Things are in flux for Tesla this year, it seems. The company is losing the benefit of the $7,500 federal tax credit, which ultimately hurts its bottom line. The credit will evaporate entirely by the end of this year. The initial explosive demand for the new Model 3 has fallen off, and competition is getting fiercer as other automakers join the fray. “None of these issues are going away,” Karl Brauer, analyst for Kelley Blue Book and Auto Trader, said. “This is the new normal for Tesla.”

The new Tesla Model Y
Tesla is also expanding its product line, including the recently unveiled Model Y.

Balancing supply and demand

As ever, Tesla’s financial health centers around how many units it can shift. While the company did manage to deliver 63,000 units globally, that was lower than what analysts expected. That said, the company’s letter to investors maintains its previous goals. It plans to deliver between 360,000 and 400,000 cars in 2019 — a 45 to 65 percent increase over 2018’s numbers.

Of course, hitting that sort of production output hinges around getting the Shanghai factory online. If it can manage that, which is a challenge in the wake of major quarterly losses, it may be able to hit that mark. In a letter to investors, Tesla said, “If our Gigafactory Shanghai is able to reach volume production early in Q4 of this year, we may be able to produce as many as 500,000 vehicles globally in 2019.” Tesla admits that is an aggressive timeframe, but the company has always maintained big ambitions.

The investor letter said that the company may post further losses in the second quarter. Beyond that, though, they should return to profitability by the third quarter of 2019.

Tesla re-introduced more affordable versions of the Model S and Model X to drive sales in the coming months.

Raising Capital

More than just boosting production and sales, Tesla may need to raise more cash to get through the upcoming quarter. At the end of March, the company had $2.2 billion in cash on hand. However, according to an Automotive News report, it’s planning for $2.5 billion in capital expenditures to develop the upcoming Model Y and the Tesla Semi. Industry analyst Rebecca Lindlard said, “$2.2 billion in cash is a lot of money, but not when you’re talking the kinds of investments Tesla is making.”

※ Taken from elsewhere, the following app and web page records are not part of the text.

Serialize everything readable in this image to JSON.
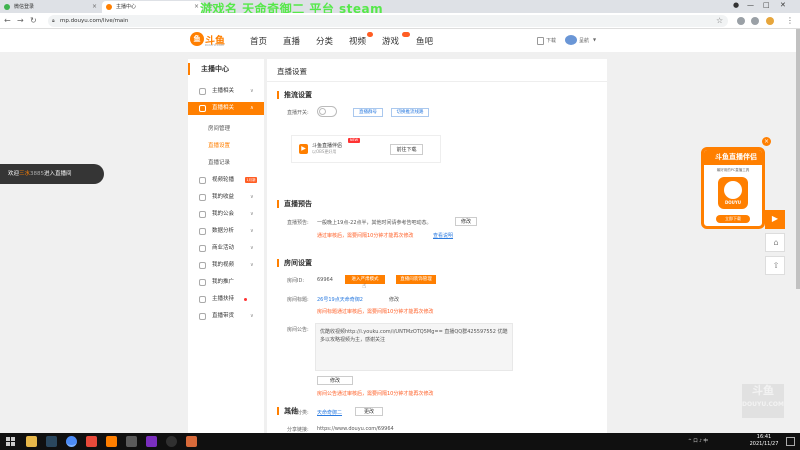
{
  "browser": {
    "tabs": [
      {
        "label": "微信登录"
      },
      {
        "label": "主播中心"
      }
    ],
    "url": "mp.douyu.com/live/main",
    "overlay_title": "游戏名 天命奇御二 平台 steam"
  },
  "site": {
    "logo_text": "斗鱼",
    "logo_sub": "DOUYU.COM",
    "nav": [
      "首页",
      "直播",
      "分类",
      "视频",
      "游戏",
      "鱼吧"
    ],
    "header_right": {
      "download": "下载",
      "user": "呈航"
    }
  },
  "sidebar": {
    "title": "主播中心",
    "items": [
      {
        "label": "主播相关"
      },
      {
        "label": "直播相关"
      },
      {
        "label": "视频轮播"
      },
      {
        "label": "我的收益"
      },
      {
        "label": "我的公会"
      },
      {
        "label": "数据分析"
      },
      {
        "label": "商业活动"
      },
      {
        "label": "我的视频"
      },
      {
        "label": "我的推广"
      },
      {
        "label": "主播扶持"
      },
      {
        "label": "直播带货"
      }
    ],
    "subitems": [
      "房间管理",
      "直播设置",
      "直播记录"
    ],
    "new_badge": "1月新"
  },
  "content": {
    "page_title": "直播设置",
    "push": {
      "title": "推流设置",
      "switch_label": "直播开关:",
      "btn_account": "直播群号",
      "btn_switch_line": "切换推流线路",
      "tool_name": "斗鱼直播伴侣",
      "tool_new": "NEW",
      "tool_desc": "以OBS更好用",
      "download_btn": "前往下载"
    },
    "notice": {
      "title": "直播预告",
      "label": "直播预告:",
      "text": "一般晚上19点-22点半，其他时间请参考告吧动态。",
      "edit_btn": "修改",
      "warning": "通过审核后，需要间隔10分钟才能再次修改",
      "help_link": "查看说明"
    },
    "room": {
      "title": "房间设置",
      "id_label": "房间ID:",
      "id_value": "69964",
      "enter_btn": "进入严肃模式",
      "tips_btn": "直播间装饰管理",
      "name_label": "房间标题:",
      "name_value": "26号19点天命奇御2",
      "name_edit": "修改",
      "name_warning": "房间标题通过审核后，需要间隔10分钟才能再次修改",
      "announce_label": "房间公告:",
      "announce_text": "优酷收视频http://i.youku.com/i/UNTMzOTQ5Mg== 直播QQ群425597552 优酷多以攻略视频为主，感谢关注",
      "announce_edit": "修改",
      "announce_warning": "房间公告通过审核后，需要间隔10分钟才能再次修改",
      "category_label": "房间分类:",
      "category_value": "天命奇御二",
      "category_edit": "更改"
    },
    "other": {
      "title": "其他",
      "share_label": "分享链接:",
      "share_url": "https://www.douyu.com/69964"
    }
  },
  "welcome": {
    "prefix": "欢迎",
    "user": "三水",
    "mid": "3885",
    "suffix": "进入直播间"
  },
  "promo": {
    "title": "斗鱼直播伴侣",
    "subtitle": "最好用的PC直播工具",
    "badge": "DOUYU",
    "button": "立即下载"
  },
  "watermark": {
    "text": "斗鱼",
    "sub": "DOUYU.COM"
  },
  "taskbar": {
    "tray_text": "^ 口 ♪ 中",
    "time": "16:41",
    "date": "2021/11/27"
  },
  "colors": {
    "accent": "#ff7f00",
    "link": "#2b7be0",
    "warning": "#ff5d23",
    "overlay_green": "#56e84a"
  }
}
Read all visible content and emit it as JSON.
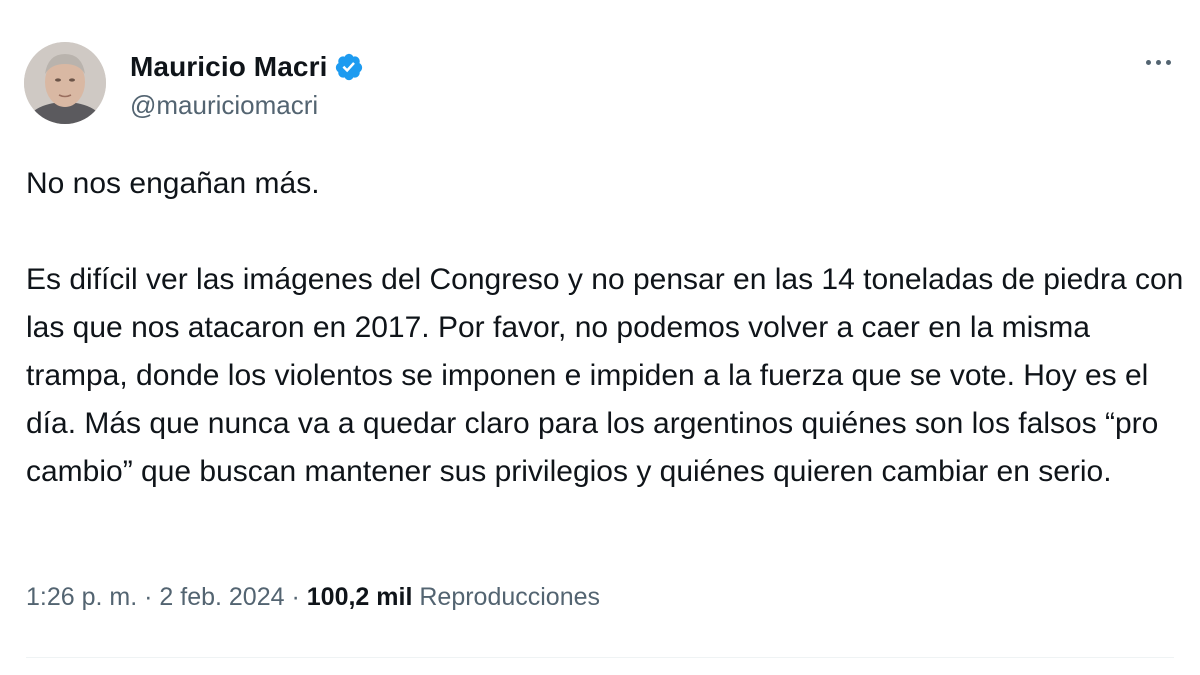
{
  "author": {
    "name": "Mauricio Macri",
    "handle": "@mauriciomacri",
    "verified": true
  },
  "tweet": {
    "paragraphs": [
      "No nos engañan más.",
      "Es difícil ver las imágenes del Congreso y no pensar en las 14 toneladas de piedra con las que nos atacaron en 2017. Por favor, no podemos volver a caer en la misma trampa, donde los violentos se imponen e impiden a la fuerza que se vote. Hoy es el día. Más que nunca va a quedar claro para los argentinos quiénes son los falsos “pro cambio” que buscan mantener sus privilegios y quiénes quieren cambiar en serio."
    ]
  },
  "meta": {
    "time": "1:26 p. m.",
    "date": "2 feb. 2024",
    "separator": "·",
    "views_count": "100,2 mil",
    "views_label": "Reproducciones"
  },
  "icons": {
    "verified": "verified-badge-icon",
    "more": "more-options-icon"
  },
  "colors": {
    "verified_blue": "#1d9bf0",
    "text_primary": "#0f1419",
    "text_secondary": "#536471"
  }
}
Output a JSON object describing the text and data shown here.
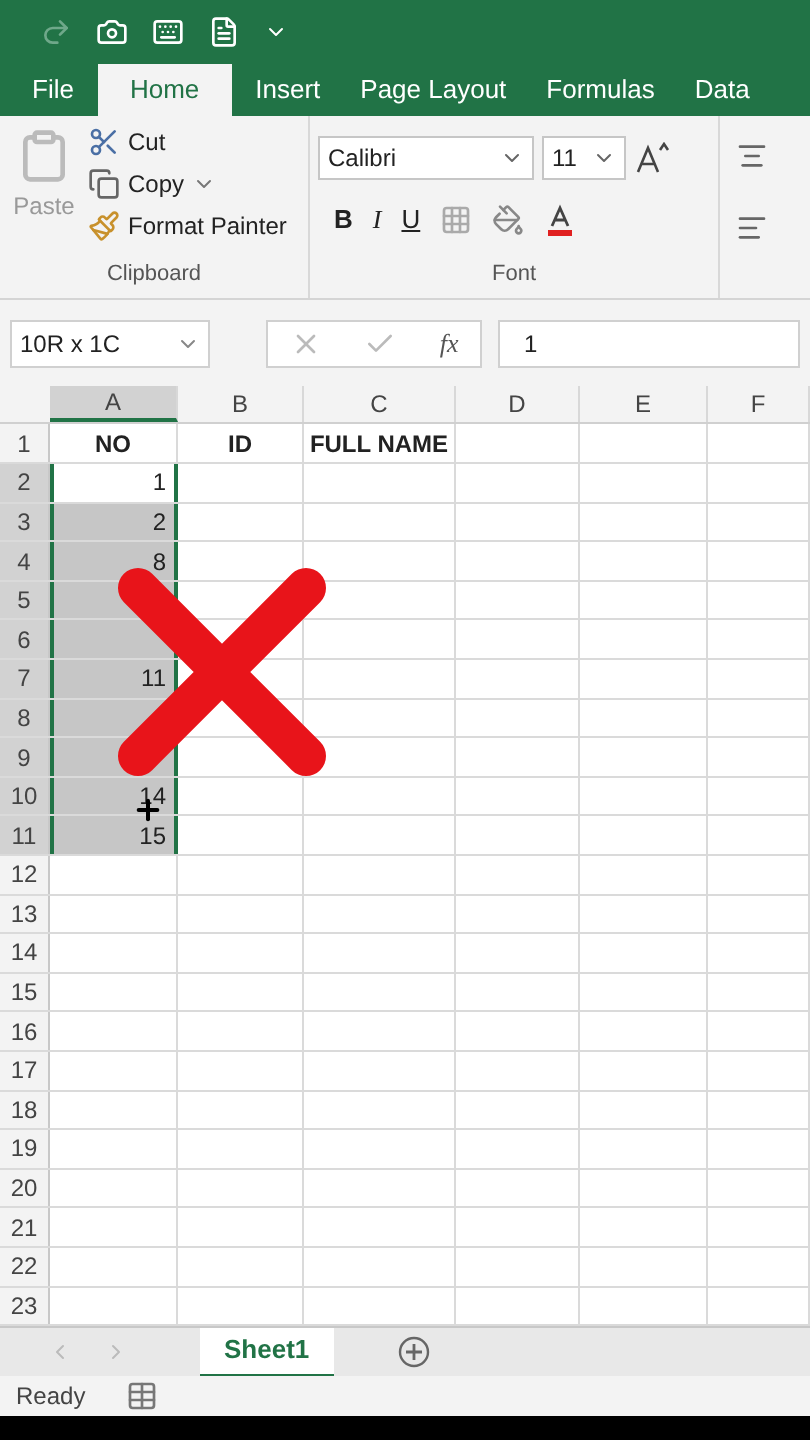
{
  "tabs": [
    {
      "label": "File",
      "selected": false
    },
    {
      "label": "Home",
      "selected": true
    },
    {
      "label": "Insert",
      "selected": false
    },
    {
      "label": "Page Layout",
      "selected": false
    },
    {
      "label": "Formulas",
      "selected": false
    },
    {
      "label": "Data",
      "selected": false
    }
  ],
  "clipboard": {
    "paste": "Paste",
    "cut": "Cut",
    "copy": "Copy",
    "format_painter": "Format Painter",
    "group_label": "Clipboard"
  },
  "font": {
    "name": "Calibri",
    "size": "11",
    "bold": "B",
    "italic": "I",
    "underline": "U",
    "group_label": "Font"
  },
  "formula_bar": {
    "name_box": "10R x 1C",
    "function_label": "fx",
    "value": "1"
  },
  "columns": [
    {
      "label": "A",
      "selected": true
    },
    {
      "label": "B",
      "selected": false
    },
    {
      "label": "C",
      "selected": false
    },
    {
      "label": "D",
      "selected": false
    },
    {
      "label": "E",
      "selected": false
    },
    {
      "label": "F",
      "selected": false
    }
  ],
  "rows": [
    {
      "kind": "header",
      "number": "1",
      "selected": false,
      "cells": [
        "NO",
        "ID",
        "FULL NAME"
      ]
    },
    {
      "kind": "data",
      "number": "2",
      "selected": true,
      "active": true,
      "cells": [
        "1"
      ]
    },
    {
      "kind": "data",
      "number": "3",
      "selected": true,
      "active": false,
      "cells": [
        "2"
      ]
    },
    {
      "kind": "data",
      "number": "4",
      "selected": true,
      "active": false,
      "cells": [
        "8"
      ]
    },
    {
      "kind": "data",
      "number": "5",
      "selected": true,
      "active": false,
      "cells": []
    },
    {
      "kind": "data",
      "number": "6",
      "selected": true,
      "active": false,
      "cells": []
    },
    {
      "kind": "data",
      "number": "7",
      "selected": true,
      "active": false,
      "cells": [
        "11"
      ]
    },
    {
      "kind": "data",
      "number": "8",
      "selected": true,
      "active": false,
      "cells": []
    },
    {
      "kind": "data",
      "number": "9",
      "selected": true,
      "active": false,
      "cells": []
    },
    {
      "kind": "data",
      "number": "10",
      "selected": true,
      "active": false,
      "cells": [
        "14"
      ]
    },
    {
      "kind": "data",
      "number": "11",
      "selected": true,
      "active": false,
      "cells": [
        "15"
      ]
    },
    {
      "kind": "data",
      "number": "12",
      "selected": false,
      "cells": []
    },
    {
      "kind": "data",
      "number": "13",
      "selected": false,
      "cells": []
    },
    {
      "kind": "data",
      "number": "14",
      "selected": false,
      "cells": []
    },
    {
      "kind": "data",
      "number": "15",
      "selected": false,
      "cells": []
    },
    {
      "kind": "data",
      "number": "16",
      "selected": false,
      "cells": []
    },
    {
      "kind": "data",
      "number": "17",
      "selected": false,
      "cells": []
    },
    {
      "kind": "data",
      "number": "18",
      "selected": false,
      "cells": []
    },
    {
      "kind": "data",
      "number": "19",
      "selected": false,
      "cells": []
    },
    {
      "kind": "data",
      "number": "20",
      "selected": false,
      "cells": []
    },
    {
      "kind": "data",
      "number": "21",
      "selected": false,
      "cells": []
    },
    {
      "kind": "data",
      "number": "22",
      "selected": false,
      "cells": []
    },
    {
      "kind": "data",
      "number": "23",
      "selected": false,
      "cells": []
    }
  ],
  "sheet_tabs": [
    {
      "label": "Sheet1",
      "selected": true
    }
  ],
  "status": "Ready"
}
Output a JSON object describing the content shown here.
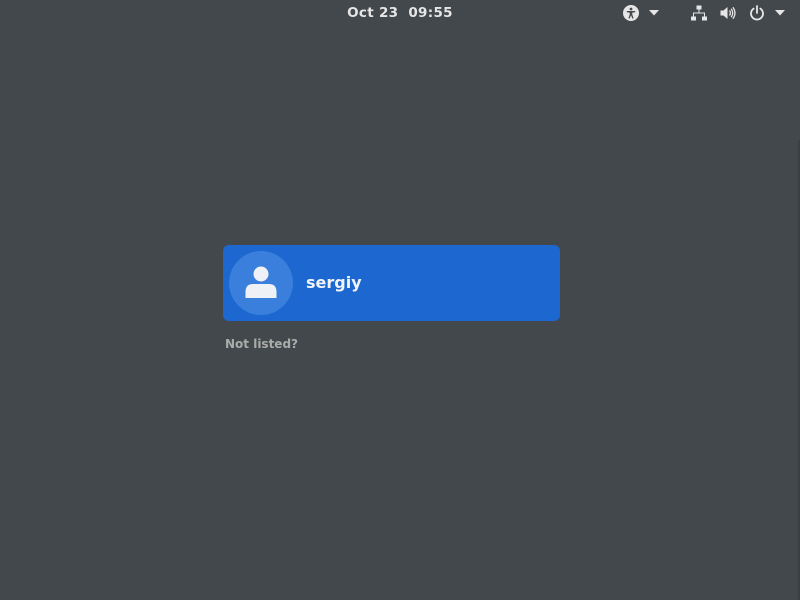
{
  "topbar": {
    "clock": "Oct 23  09:55"
  },
  "tray": {
    "accessibility_icon": "accessibility-icon",
    "network_icon": "network-wired-icon",
    "volume_icon": "volume-icon",
    "power_icon": "power-icon",
    "caret_icon": "chevron-down-icon"
  },
  "login": {
    "users": [
      {
        "name": "sergiy",
        "avatar_icon": "user-avatar-icon"
      }
    ],
    "not_listed_label": "Not listed?"
  },
  "colors": {
    "background": "#43484c",
    "user_card": "#1c68d0",
    "avatar_bg": "#3a7fdb",
    "text_primary": "#f2f4f7",
    "text_muted": "#a9acaa"
  }
}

The company’s largest debt payment in its history also drained $920 million from its coffers in February. In light of the recent cash dilemma, Musk is reopening the door to a new cash call. “There is merit to the idea of raising capital at this point,” he said during Tesla’s Wednesday earnings call. “It is very important as the company scales to make sure we are on a solid foundation and that we have the appropriate financial discipline across the company and that we are doing it very efficiently.”

Tesla also announced a new chip that will drive its goals for full autonomy in its models.

New Tesla insurance coming next month

During the quarterly earnings call, Tesla CEO Elon Musk also made an announcement out of left field. The company may roll out a new insurance program as early as next month.

According to a Yahoo Finance report, Musk said “It will be much more compelling than anything else out there.” What’s more, Tesla will use driver data to determine rates. Cars like the Model S and Model X are currently some of the most expensive to insure. The quotes also vary dramatically depending on the model. In theory, setting up in-house insurance could save Tesla owners money over time.

Not only that, but cheaper insurance would help drive up demand. If premiums are lower for prospective buyers, it may entice them to buy a Tesla over a competing luxury car. Plus owners could roll that into the cost of ownership. Purchasing, maintenance and insurance would all be under the same roof, similar to car subscription services that have recently cropped up.